Speaking of performances, Tom Baker is undoubtedly the star of show. Although he sounds a bit wooden for the first ten minutes, after a while, he doesn’t take long to get into the spirit of the production, and starts to shine by the end. Richard Franklin and Susan Jameson put in assured and near flawless performances throughout the audio from beginning to end. Richard Franklin in particular is surprisingly good, given that until very recently, his spell away from the Doctor Who world has surely been longer than even Tom Baker’s, even including The Killing Stone (2004 BBV audio). Daniel Hill is possibly something of a sad exception though, hamming up the part of Percy Noggins as much as possible, which along with his stilted lines makes him sound like a character from Psychoville. The Hornets don’t seem to be much better either. It could well be the case that this pantomime-style was intentionally added to the character, either via the director, or even Paul Magrs himself, but it certainly grated with this particular listener after a short while.
I must confess that I enjoyed The Stuff of Nightmares a lot. It may be a simplistic, silly, and absolutely bizarre story, but all in all it’s a pure joy to listen to. It feels like I’ve revisited the late 1970s with a piece that truly feels at home amongst the other weird and wonderful stories that were part of the Graham Williams’ seasons.

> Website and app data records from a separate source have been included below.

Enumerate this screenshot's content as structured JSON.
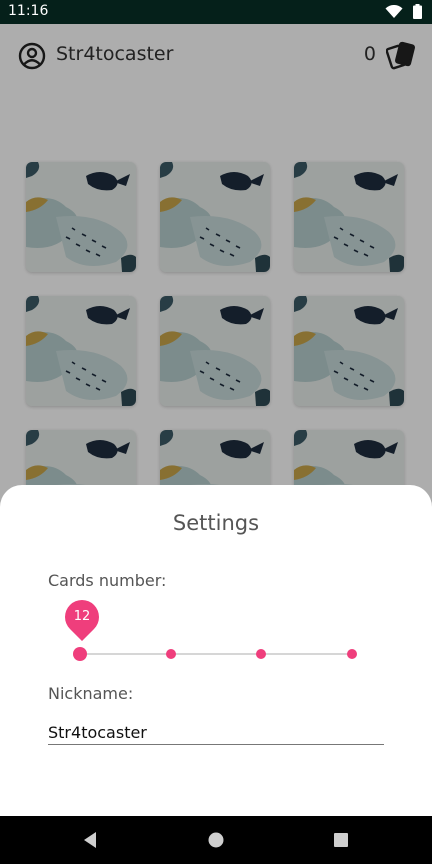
{
  "status_bar": {
    "time": "11:16",
    "icons": [
      "wifi-icon",
      "battery-icon"
    ]
  },
  "app_bar": {
    "username": "Str4tocaster",
    "count": "0",
    "icons": [
      "account-circle-icon",
      "cards-icon"
    ]
  },
  "grid": {
    "cards_visible": 9,
    "card_art": "abstract-painting-back"
  },
  "settings": {
    "title": "Settings",
    "cards_label": "Cards number:",
    "cards_value": "12",
    "cards_stops": 4,
    "cards_selected_index": 0,
    "nickname_label": "Nickname:",
    "nickname_value": "Str4tocaster"
  },
  "nav_bar": {
    "icons": [
      "back-icon",
      "home-icon",
      "recents-icon"
    ]
  },
  "colors": {
    "accent": "#ef3e7c",
    "status_bar": "#05201a"
  }
}
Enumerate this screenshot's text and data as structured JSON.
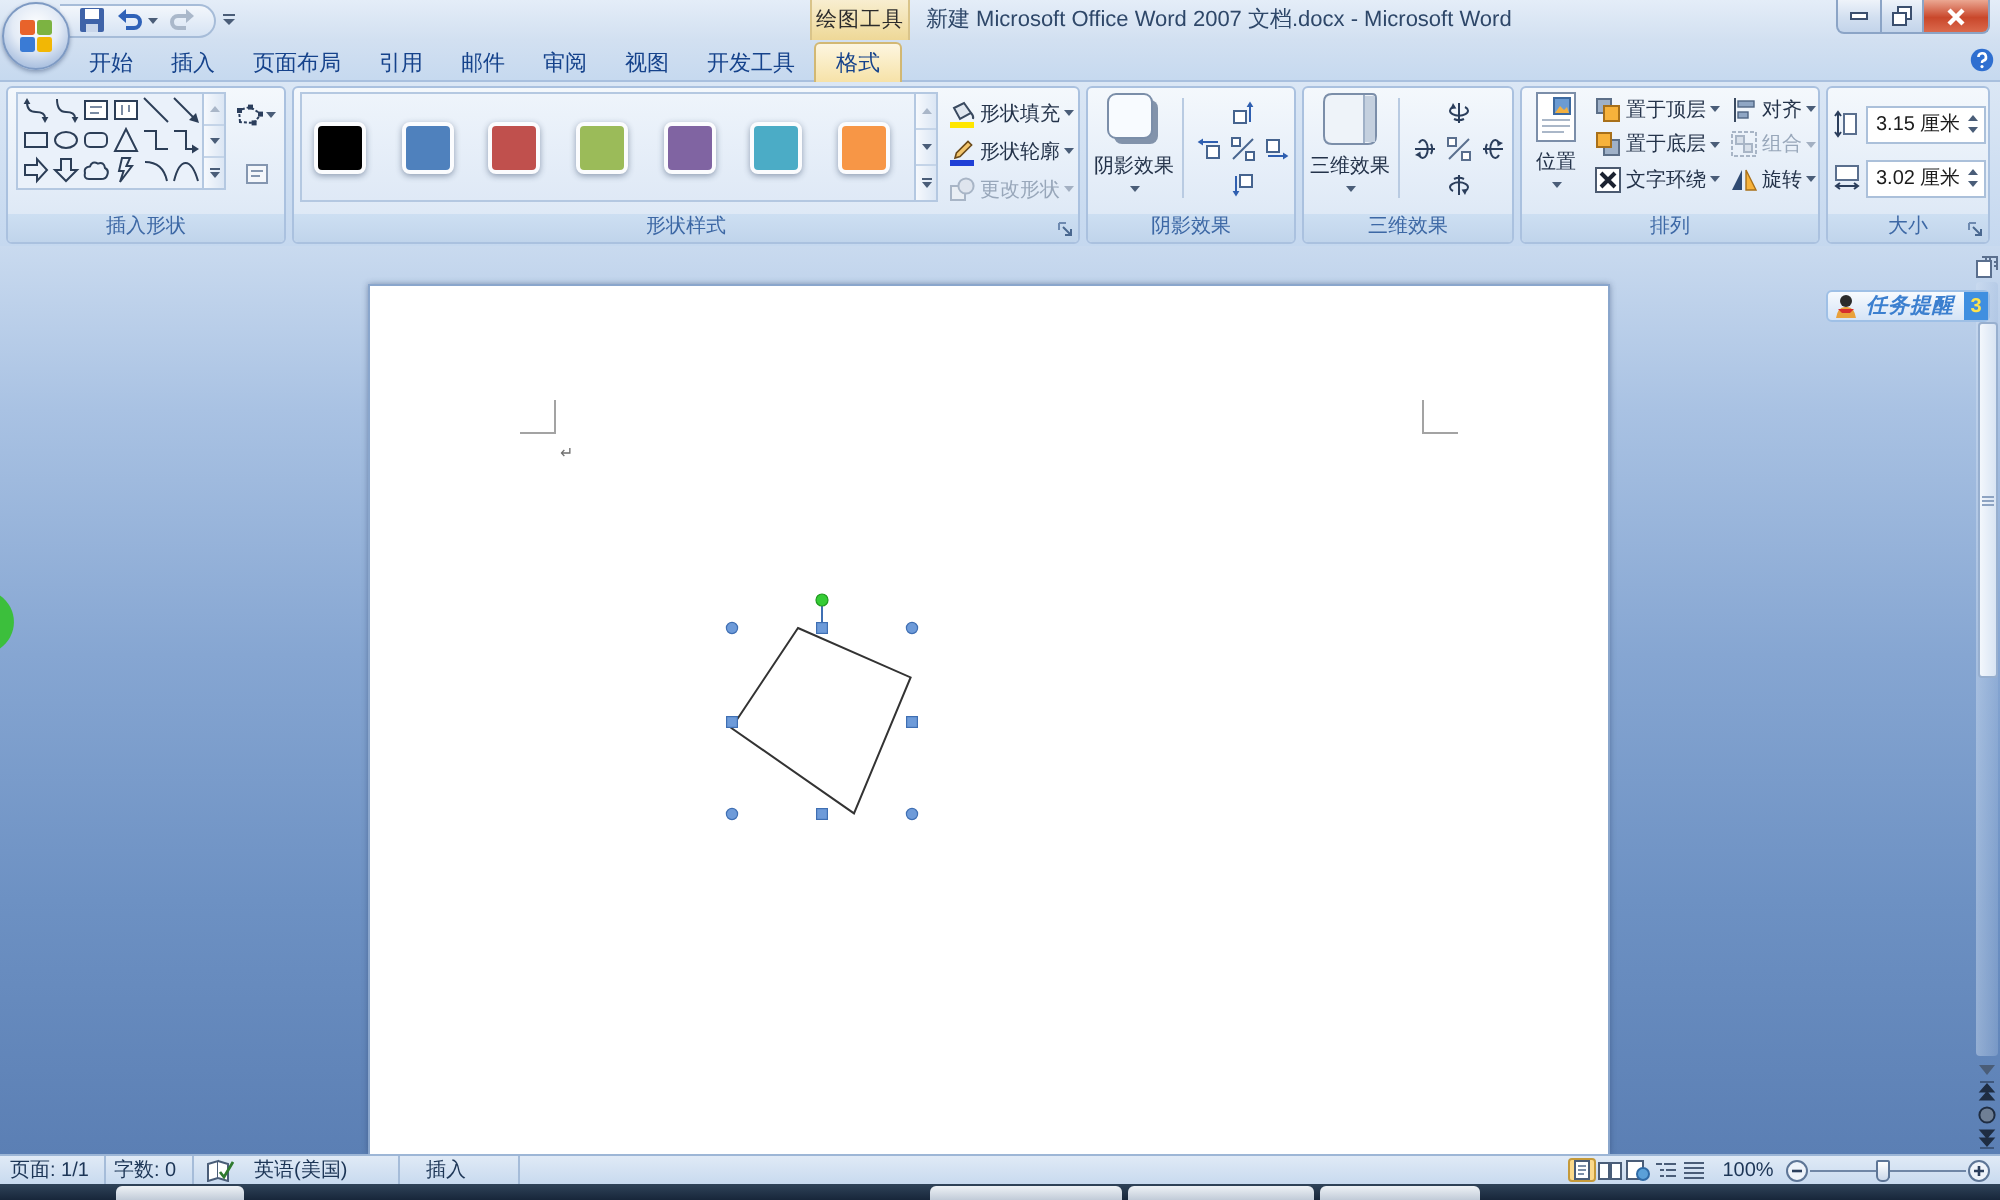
{
  "window": {
    "title": "新建 Microsoft Office Word 2007 文档.docx - Microsoft Word",
    "context_tab_group": "绘图工具"
  },
  "quick_access": [
    {
      "kind": "save",
      "disabled": false
    },
    {
      "kind": "undo",
      "disabled": false
    },
    {
      "kind": "redo",
      "disabled": true
    }
  ],
  "tabs": [
    {
      "label": "开始",
      "selected": false
    },
    {
      "label": "插入",
      "selected": false
    },
    {
      "label": "页面布局",
      "selected": false
    },
    {
      "label": "引用",
      "selected": false
    },
    {
      "label": "邮件",
      "selected": false
    },
    {
      "label": "审阅",
      "selected": false
    },
    {
      "label": "视图",
      "selected": false
    },
    {
      "label": "开发工具",
      "selected": false
    },
    {
      "label": "格式",
      "selected": true
    }
  ],
  "ribbon": {
    "insert_shapes": {
      "label": "插入形状"
    },
    "shape_styles": {
      "label": "形状样式",
      "swatches": [
        {
          "color": "#000000"
        },
        {
          "color": "#4f81bd"
        },
        {
          "color": "#c0504d"
        },
        {
          "color": "#9bbb59"
        },
        {
          "color": "#8064a2"
        },
        {
          "color": "#4bacc6"
        },
        {
          "color": "#f79646"
        }
      ],
      "commands": [
        {
          "kind": "fill",
          "label": "形状填充",
          "disabled": false
        },
        {
          "kind": "outline",
          "label": "形状轮廓",
          "disabled": false
        },
        {
          "kind": "change_shape",
          "label": "更改形状",
          "disabled": true
        }
      ]
    },
    "shadow_effects": {
      "label": "阴影效果",
      "button": "阴影效果"
    },
    "three_d_effects": {
      "label": "三维效果",
      "button": "三维效果"
    },
    "arrange": {
      "label": "排列",
      "position_button": "位置",
      "commands": [
        {
          "kind": "bring_to_front",
          "label": "置于顶层",
          "disabled": false
        },
        {
          "kind": "send_to_back",
          "label": "置于底层",
          "disabled": false
        },
        {
          "kind": "text_wrapping",
          "label": "文字环绕",
          "disabled": false
        },
        {
          "kind": "align",
          "label": "对齐",
          "disabled": false
        },
        {
          "kind": "group",
          "label": "组合",
          "disabled": true
        },
        {
          "kind": "rotate",
          "label": "旋转",
          "disabled": false
        }
      ]
    },
    "size": {
      "label": "大小",
      "fields": [
        {
          "kind": "height",
          "value": "3.15 厘米"
        },
        {
          "kind": "width",
          "value": "3.02 厘米"
        }
      ]
    }
  },
  "document": {
    "paragraph_mark": "↵",
    "shape": {
      "selected": true
    }
  },
  "task_reminder": {
    "label": "任务提醒",
    "count": "3"
  },
  "status_bar": {
    "page": "页面: 1/1",
    "words": "字数: 0",
    "language": "英语(美国)",
    "mode": "插入",
    "views": [
      {
        "kind": "print_layout",
        "selected": true
      },
      {
        "kind": "full_screen_reading",
        "selected": false
      },
      {
        "kind": "web_layout",
        "selected": false
      },
      {
        "kind": "outline",
        "selected": false
      },
      {
        "kind": "draft",
        "selected": false
      }
    ],
    "zoom": "100%",
    "zoom_slider": {
      "level": 0.47
    }
  }
}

We have pantomime characters and villains, some classic jokes and one-liners, and a strong leading performance from Tom Baker. Then there’s the brilliantly written narration from Paul Magrs which not only helps the adventure come alive for the listener, but also gives Tom Baker some great material that helps to remind me why I love his Doctor so much. The Stuff of Nightmares may not be the best of what Doctor Who, or even Paul Magrs has to offer, but is fantastic fun to listen to if nothing else. I urge you to try it.
Welcome back Tom! We’re overjoyed to have you back in Doctor Who. We can only wonder at what possible gems could be heading our way. I can’t wait!

Score: 7/10